While nodes are the specific location where data lives on a cluster, the cluster is the complete set of data centres where all data is stored for processing. Related nodes are grouped together in data centres. This type of structure is built for scalability and when additional space is needed, nodes can simply be added. The result is that the system is easy to expand, built for volume, and made to handle concurrent users across an entire system.
Its structure also allows for data protection. To help ensure data integrity, Cassandra has a commit log. This is a backup method and all data is written to the commit log to ensure data is not lost. The data is then indexed and written to a memtable. The memtable is simply a data structure in the memory where Cassandra writes. There is one active memtable per table.
When memtables reach their threshold, they are flushed on a disk and become immutable SSTables. More simply, this means that when the commit log is full, it triggers a flush where the contents of memtables are written to SSTables. The commit log is an important aspect of Cassandra’s architecture because it offers a failsafe method to protect data and to provide data integrity.
Cassandra Query Language?
Cassandra provides the Cassandra Query Language (CQL), an SQL-like language, to create and update database schema and access data. CQL allows users to organize data within a cluster of Cassandra nodes using:
⦁ Keyspace: defines how a dataset is replicated, for example in which datacentres and how many copies. Keyspaces contain tables.
⦁ Table: defines the typed schema for a collection of partitions. Cassandra tables have flexible addition of new columns to tables with zero downtime. Tables contain partitions, which contain partitions, which contain columns.
⦁ Partition: defines the mandatory part of the primary key all rows in Cassandra must have. All performant queries supply the partition key in the query.
⦁ Row: contains a collection of columns identified by a unique primary key made up of the partition key and optionally additional clustering keys.
⦁ Column: A single datum with a type which belong to a row.
- Cassandra is solving the problem of distributed and scalable systems, and it is built to cope with data management challenges of modern business.
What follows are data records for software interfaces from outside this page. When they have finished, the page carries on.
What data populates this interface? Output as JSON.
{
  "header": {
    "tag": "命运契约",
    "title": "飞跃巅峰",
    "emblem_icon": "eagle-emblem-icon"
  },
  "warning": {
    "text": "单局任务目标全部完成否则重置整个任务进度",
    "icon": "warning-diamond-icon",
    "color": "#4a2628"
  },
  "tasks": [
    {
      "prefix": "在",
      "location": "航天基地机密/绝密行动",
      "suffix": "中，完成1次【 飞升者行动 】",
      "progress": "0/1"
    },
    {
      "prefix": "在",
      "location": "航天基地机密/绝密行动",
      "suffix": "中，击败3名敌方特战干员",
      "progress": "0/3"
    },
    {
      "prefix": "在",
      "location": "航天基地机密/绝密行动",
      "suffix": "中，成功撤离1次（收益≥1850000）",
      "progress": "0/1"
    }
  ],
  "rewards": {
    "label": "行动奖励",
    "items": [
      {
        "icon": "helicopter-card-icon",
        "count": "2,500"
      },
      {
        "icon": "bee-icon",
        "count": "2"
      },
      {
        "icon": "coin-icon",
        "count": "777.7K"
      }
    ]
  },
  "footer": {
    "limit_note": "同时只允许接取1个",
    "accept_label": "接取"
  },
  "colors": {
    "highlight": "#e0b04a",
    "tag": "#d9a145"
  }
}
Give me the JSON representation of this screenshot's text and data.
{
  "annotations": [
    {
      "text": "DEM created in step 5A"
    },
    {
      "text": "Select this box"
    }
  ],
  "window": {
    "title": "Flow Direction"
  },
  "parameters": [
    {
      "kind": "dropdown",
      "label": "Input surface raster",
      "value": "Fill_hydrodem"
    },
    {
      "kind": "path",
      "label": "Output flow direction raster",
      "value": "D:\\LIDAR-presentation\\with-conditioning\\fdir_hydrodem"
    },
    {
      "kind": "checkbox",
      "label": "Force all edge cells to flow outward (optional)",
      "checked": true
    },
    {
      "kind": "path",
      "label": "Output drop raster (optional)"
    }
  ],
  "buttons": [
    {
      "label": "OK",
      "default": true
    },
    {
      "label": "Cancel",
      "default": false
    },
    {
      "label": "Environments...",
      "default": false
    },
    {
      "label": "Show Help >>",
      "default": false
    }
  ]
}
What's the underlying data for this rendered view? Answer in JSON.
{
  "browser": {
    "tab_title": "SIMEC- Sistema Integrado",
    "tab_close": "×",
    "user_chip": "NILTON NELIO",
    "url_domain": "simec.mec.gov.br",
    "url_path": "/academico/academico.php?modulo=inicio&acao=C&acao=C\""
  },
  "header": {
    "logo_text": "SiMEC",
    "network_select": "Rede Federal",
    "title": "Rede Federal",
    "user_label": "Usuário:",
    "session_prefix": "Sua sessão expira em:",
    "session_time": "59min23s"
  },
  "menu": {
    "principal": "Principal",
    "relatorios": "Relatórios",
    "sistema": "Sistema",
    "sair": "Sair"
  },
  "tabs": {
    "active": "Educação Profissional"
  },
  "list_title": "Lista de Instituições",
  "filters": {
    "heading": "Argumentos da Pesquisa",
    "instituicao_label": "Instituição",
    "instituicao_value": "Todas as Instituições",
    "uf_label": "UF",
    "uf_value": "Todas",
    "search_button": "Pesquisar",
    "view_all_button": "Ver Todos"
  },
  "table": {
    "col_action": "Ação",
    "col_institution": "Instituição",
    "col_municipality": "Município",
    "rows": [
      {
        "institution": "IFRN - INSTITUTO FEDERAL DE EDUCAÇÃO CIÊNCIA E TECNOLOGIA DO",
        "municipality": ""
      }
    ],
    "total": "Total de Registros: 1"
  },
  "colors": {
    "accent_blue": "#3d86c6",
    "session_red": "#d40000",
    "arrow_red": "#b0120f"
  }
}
- Cassandra is decentralized system - There is no single point of failure, if minimum required setup for cluster is present - every node in the cluster has the same role, and every node can service any request. Replication strategies can be configured. It is possible to add new nodes to server cluster very easy. Also, if one node fails, data can be retrieved from some of the other nodes (redundancy can be tuned). It is especially suitable for multiple data-center deployment, redundancy, failover, and disaster recovery, with possibility of replication across multiple data centers.
- Very important, Cassandra has Hadoop integration, with MapReduce support, also for Apache Pig and Apache Hive.
- This level of flexibility has its price.
- there is no referential integrity - there is no concept of JOIN connections in Cassandra.
- querying options for retrieving data are very limited.
- sorting of data is a design decision; it can be done through one of predefined ways; data can be retrieved back in same order; that is all - there is no things like ORDER BY, GROUP BY
- denormalization is good; you want to normalize your data and to have redundancy (big no-no according to Codd) - data is stored in a way that it will be retrieved.
- different database design: in RDBMS we think about data modeling first, and after that we create queries; here, we think first about most common queries, and after that, data is being modeled around those queries.
NoSQL database models will not and cannot completely replace RDBMS technology, but importance of NoSQL will grow because of scale, flexibility, and ease-of-use. We are dealing with more and more of data; we want durable and fault-tolerant applications; we want apps that scale and apps that are fast. Because all of these, NoSQL will be around us more and more, and it’s definitely technology worth exploring